Africa gets five immediate qualifiers. Ivory Coast (with its international stars, although Drogba is in his thirties now) and Ghana (with an impressive 2010 run) are the safest bets for a confederation where it seems like anyone has a chance of getting through. I don't really now what to predict so I'll go with what the football history of the country tells me. I'll go with Senegal (who surprised the world in 2002), Nigeria (who surprised at the 1994 Cup) and Egypt (who have won the African Cup more than any other team).
There is really no question that it's going to be New Zealand that will play the CONCACAF number five at the play-offs.
And now, the big one. Europe gets thirteen countries to qualify. Let's get the big ones first. Spain is the big favorite to become the first country to win back-to-back World Cups since Brazil in 1962, so count them in. Despite lackluster performances in previous cups (Italy, France) or lackluster performances at the European Cup (Netherlands) or just not being able to win (Germany) expect the following to go through: Germany, Italy, Portugal, Netherlands, France, and England.
That leaves seven spots. The UEFA qualification takes place in groups of about six teams, so let's take a look at who has the biggest chance in the teams where the big teams aren't present. [goes off to look at Wikipedia] Ok, it seems like Croatia and Switzerland have a nice chance of getting in. And, surprisingly to me, so does Bosnia and Herzegovina who are doing pretty well and didn't reach the 2010 only because they didn't beat Portugal at the play-offs in a very tight game. From the other probable qualifiers, I'd say Russia (who somehow didn't get off the group stage at the Euro2012 despite playing very well), Sweden and Greece.

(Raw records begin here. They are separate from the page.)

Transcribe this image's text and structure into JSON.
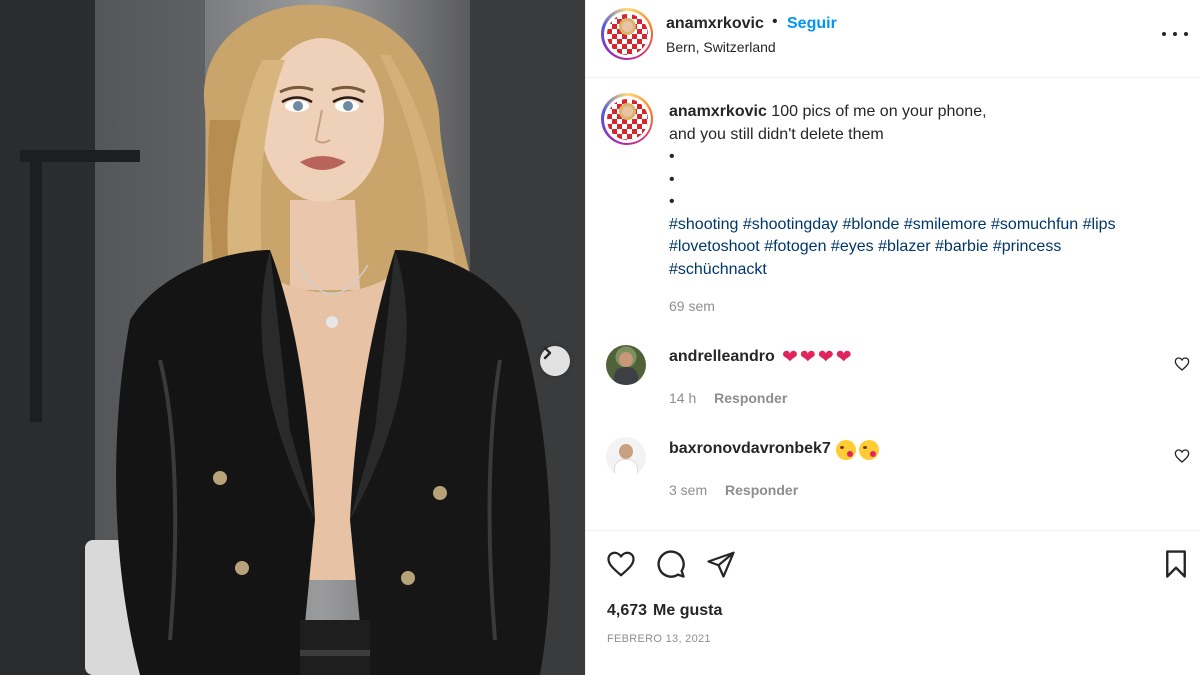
{
  "post": {
    "author": "anamxrkovic",
    "follow_label": "Seguir",
    "separator": "•",
    "location": "Bern, Switzerland",
    "caption": {
      "username": "anamxrkovic",
      "line1": "100 pics of me on your phone,",
      "line2": "and you still didn't delete them",
      "bullets": [
        "•",
        "•",
        "•"
      ],
      "hashtags": [
        "#shooting",
        "#shootingday",
        "#blonde",
        "#smilemore",
        "#somuchfun",
        "#lips",
        "#lovetoshoot",
        "#fotogen",
        "#eyes",
        "#blazer",
        "#barbie",
        "#princess",
        "#schüchnackt"
      ],
      "time": "69 sem"
    },
    "comments": [
      {
        "username": "andrelleandro",
        "emojis": "❤❤❤❤",
        "time": "14 h",
        "reply_label": "Responder"
      },
      {
        "username": "baxronovdavronbek7",
        "emojis": "😋😘",
        "time": "3 sem",
        "reply_label": "Responder"
      }
    ],
    "likes_count": "4,673",
    "likes_label": "Me gusta",
    "date": "FEBRERO 13, 2021"
  },
  "icons": {
    "next": "chevron-right-icon",
    "more": "more-options-icon",
    "like": "heart-icon",
    "comment": "comment-icon",
    "share": "send-icon",
    "save": "bookmark-icon"
  },
  "colors": {
    "link_blue": "#0095f6",
    "hashtag": "#00376b",
    "muted": "#8e8e8e",
    "heart_red": "#e0245e"
  }
}
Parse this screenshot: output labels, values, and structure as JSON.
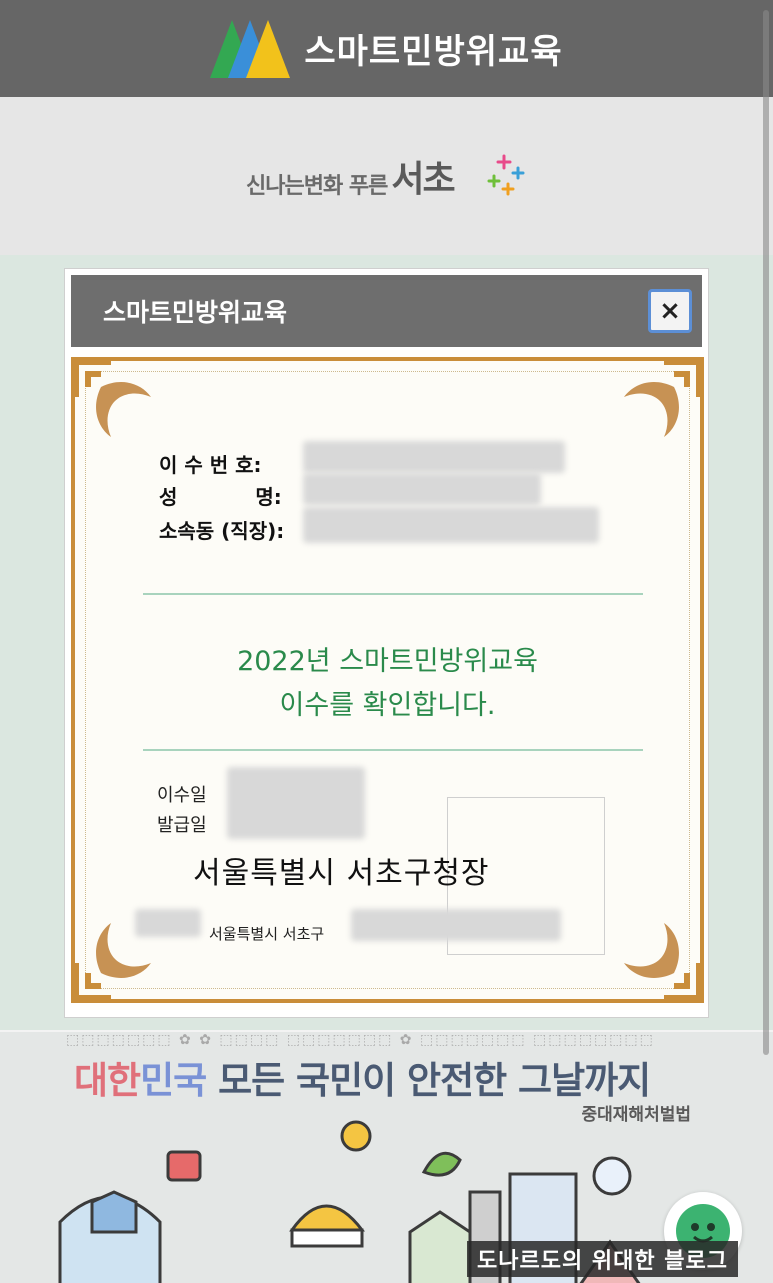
{
  "header": {
    "title": "스마트민방위교육",
    "logo_icon": "triangle-logo-icon"
  },
  "slogan": {
    "small_text": "신나는변화 푸른",
    "big_text": "서초"
  },
  "modal": {
    "title": "스마트민방위교육",
    "close_label": "×",
    "certificate": {
      "number_label": "이 수 번 호:",
      "name_label_1": "성",
      "name_label_2": "명:",
      "org_label": "소속동 (직장):",
      "confirm_line1": "2022년 스마트민방위교육",
      "confirm_line2": "이수를 확인합니다.",
      "completion_date_label": "이수일",
      "issue_date_label": "발급일",
      "issuer": "서울특별시 서초구청장",
      "address": "서울특별시 서초구"
    }
  },
  "banner": {
    "headline_part1": "대한",
    "headline_part2": "민국",
    "headline_part3": " 모든 국민이 안전한 그날까지",
    "subtitle": "중대재해처벌법"
  },
  "watermark": "도나르도의 위대한 블로그",
  "colors": {
    "header_bg": "#666666",
    "modal_header_bg": "#6e6e6e",
    "confirm_text": "#2a8a4b",
    "cert_border": "#c98d3a",
    "close_border": "#5c8fd6"
  }
}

Whew, that was a long one. Come back in roughly a year's time to see how I did predicting the qualifiers. And in two years, when the actual cup takes place to see me try to predict who'll win. Nothing is is sure about the outcome of sports, but I bet we'll all be sick of samba music by the time the 2014 World Cup is over.